Chemical Overload

Toxic capitalism seeks to destroy environmental norms

By Editorial Board

Sitting tucked between towering refineries are multiple communities all wait- ing for the next shelter-in-place alarm to throw into question their health and general safety.
Despite the vast amounts of information regarding the dangers of pollution released by many of these refineries, people in our community have no option but to roll the dice and live where they can afford to.

Some call the industrial waste problem that plagues low income communities the biggest racial problem in our country.

Chevron in Richmond, Conocophillips in Rodeo, Shell and Tesoro in Martinez and Valero in Benicia are leading contributers to the pollution that infects the air we breathe with chemicals daily.

The vast majority of the people who live near these publicly corrosive industries are people of color who do not have the resourc- es to move to another community, so they must suffer and wait.

Even as information becomes more acces- sible and the public becomes more aware of the dangers of rampant pollution, these local merchants of slow death are looking to expand their operations and bring some of the most harmful substances into our com- munities for refinement.

Canadian tar sands have been the cause of many of the most recent fossil fuel trans- portation disasters in recent memory. The substance was also at the center of the Trans- Canada pipeline that has already begun to ship tar sands from Canada to refineries and ports in the American South.

In the Bay Area, residents that call them- selves progressives do little to support the efforts of the few who work to fight this industrial scourge.
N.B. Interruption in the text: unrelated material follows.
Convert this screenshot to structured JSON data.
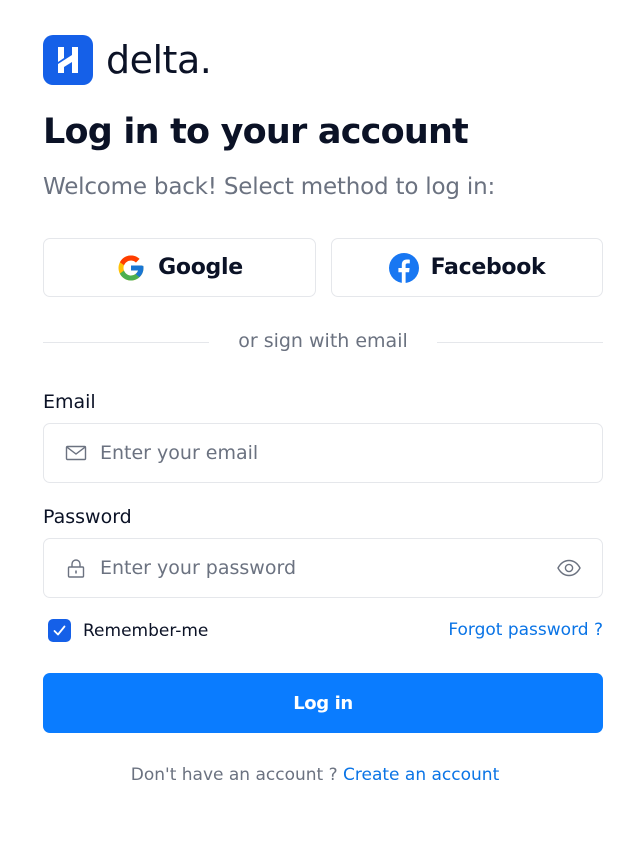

Community activist meetings and shore- line clean-up efforts are typically underpop- ulated and lack real word-of-mouth support to make the effort actually meaningful.

As long as there is no public outcry against the pollution of our local waterways and tributaries, companies like those that run the big five refineries that surround East Bay communities will continue business as usual.

Despite the efforts of well-meaning, underfunded scientists who look to expose the corruption and negligence of some of the areas worst toxic contributors, the public rarely responds to anything that isn’t shroud- ed in a cloud of smoke or signaled by a siren.

Efforts by corporations, over the course of many years, to bribe those affected by the release of chemicals in the community with menial amounts of hush money has set some sort of a precedence. People in Richmond and surrounding cities flock to overpriced lawyers in hopes of a quick payday.

After each commercial disaster, residents who brave the long lines at area clinics rush to bring their doctor reports to law offices to cash in on a quick buck.

Even with the knowledge that those same lawyers can take upward of 70 percent of the money garnered from the offending compa- ny for filling the air with pollutants.

Why does it take a near disaster for people to become aware of the potential factories of death that surround their homes?

Until people stop searching for the fast money and begin to realize what health problems will come from repeated exposure to tar sands, oil and the products used to refine them both, health and safety condi- tions locally will continue to deteriorate.